Should You Upgrade on LinkedIn? Christine Hueber says NO.

May 4th, 2015

I agree with her, in most cases.  Here’s her post:

Do You Really Need to Upgrade to LinkedIn Premium?

LinkedIn Ads: here’s what can be improved

March 27th, 2015

Not sure if any LinkedIn people saw this, but it’s an important post: 8 Things I Hate About LinkedIn Ads

I want to spend money on LinkedIn Ads, but the problems listed on this post have put this lower on my priority list… if they could fix some of this stuff I would be more anxious to get my ad program in place.

As Larry says, it’s been 3+ years, maybe I’ll wait another 3 years :)

Manager’s Choice on LinkedIn Groups

March 17th, 2015

This is for people who run, admin, or own a LinkedIn Group.

There’s this cool thing at the top that will cycle through an image you have, plus any “discussions” that you flag as manager’s choice.  I think you can have up to 7.  It looks like this:


(the arrow is pointing to a user navigation icon to scroll through the manager’s choice posts)

I forgot how to add/remove posts from here, thinking that you go into Manage and will see a list to manage. That’s now how you do it, though.  Instead, you click on a Discussion you want to add, and towards the bottom (if you are a manager) you’ll see this link:


Once you have something added, the link changes so you can easily remove it by clicking in the same place (note the different link, to UNDO):


I have had 7 for a long time, note that the one from July 19, 2013 (it is almost 2 years later) has only 3 likes… so my guess is to have less than 7 rotating… I’m going with one for now and see how that works.

LinkedIn: Networking tool or media giant?

March 11th, 2015

I agree with what William Arruda says about LinkedIn and the direction it is going here: Is LinkedIn Poised To Be The Next Media Giant?

So the big question is, combine this direction with the changes LinkedIn has made that make it less of a networking tool… and where is it headed?

LinkedIn Posts (articles) are awesome, except…

January 19th, 2015

There are two major design issues that LinkedIn should fix with regard to “posts.”  Posts are the articles you can write… for a while they were only written by “influencers,” but now pretty much everyone can write them.

I don’t know how long LinkedIn will keep this feature in place, but let’s assume it will be around longer than the uber-userful “Answers.”

Anyway, I love notes, except for a 2.5 things:

First, I want to see what other people write and contribute to an idea… and right now that’s a major pain (read: nearly impossible).  I read an article, I agree with some, disagree with some, and want to see what some of the commenters say.  But LinkedIn is only showing me the most recent comment.

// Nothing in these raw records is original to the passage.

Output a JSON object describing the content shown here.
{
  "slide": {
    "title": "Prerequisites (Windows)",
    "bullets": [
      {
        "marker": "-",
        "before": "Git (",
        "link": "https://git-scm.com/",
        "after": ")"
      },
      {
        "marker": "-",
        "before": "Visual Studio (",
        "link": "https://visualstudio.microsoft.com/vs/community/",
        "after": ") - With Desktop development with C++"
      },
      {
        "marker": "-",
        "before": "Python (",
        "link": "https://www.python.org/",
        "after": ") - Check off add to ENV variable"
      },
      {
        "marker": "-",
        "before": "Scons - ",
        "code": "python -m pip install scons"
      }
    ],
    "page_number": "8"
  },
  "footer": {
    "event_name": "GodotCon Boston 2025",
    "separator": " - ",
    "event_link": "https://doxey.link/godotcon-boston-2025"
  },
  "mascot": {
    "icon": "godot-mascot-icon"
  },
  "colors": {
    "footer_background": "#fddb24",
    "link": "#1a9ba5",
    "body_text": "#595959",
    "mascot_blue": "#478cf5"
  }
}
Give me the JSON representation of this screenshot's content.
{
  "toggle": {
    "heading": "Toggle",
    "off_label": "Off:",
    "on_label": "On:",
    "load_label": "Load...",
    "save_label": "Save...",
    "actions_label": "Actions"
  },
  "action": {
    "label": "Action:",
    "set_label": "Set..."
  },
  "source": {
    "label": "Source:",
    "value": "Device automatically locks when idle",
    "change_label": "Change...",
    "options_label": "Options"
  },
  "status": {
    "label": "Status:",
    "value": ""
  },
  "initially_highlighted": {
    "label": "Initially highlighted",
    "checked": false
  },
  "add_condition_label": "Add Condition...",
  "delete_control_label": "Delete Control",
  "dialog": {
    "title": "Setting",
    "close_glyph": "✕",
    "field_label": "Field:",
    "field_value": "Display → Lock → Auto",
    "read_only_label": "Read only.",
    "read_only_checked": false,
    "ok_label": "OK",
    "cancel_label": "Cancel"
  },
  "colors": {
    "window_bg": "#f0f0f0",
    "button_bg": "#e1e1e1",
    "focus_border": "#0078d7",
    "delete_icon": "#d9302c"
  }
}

I can click to see more, but I personally think that is asking too much.  I think there would be more conversation (and more eyeballs, and more visitors) if LinkedIn looked at other comment systems and stopped hiding all but the most recent comment of each post.

Second, as an author of a post, I want… I NEED and email from LinkedIn when someone comments on my post.  Part of the reason blogging was so big, and now Facebook has developed a community, is because of the conversation that happened.  If you comment on a blog, usually you hear back from the blogger.  That’s because they got a notification, which was essentially an invitation to see what you wrote, and respond back.  On LinkedIn, I would have to go to every single post I’ve written to see if there is something new there… I simply can’t do that.  If I got an email with each comment, though, I would evaluate the comment and determine if I wanted to respond.  I would respond more often, and keep the conversation richer.  But as of right now, it’s kind of like a newspaper article… just some random thoughts scattered around with a short shelf life.

Changing either of those things would increase the value of Posts to everyone, which will increase the value of LinkedIn to everyone.

The half thing is really a whole thing, but I think it’s unlikely that anything changes.  It is the way that whoever-at-LinkedIn chooses what posts show up on the front page of LinkedIn.  They’ll put you there if you are an influencer, even if your posts sucks, and all the comments are calling you out for being a fraud with crappy ideas.  I’d obviously like to see this change… but I’m not the least bit hopeful it will.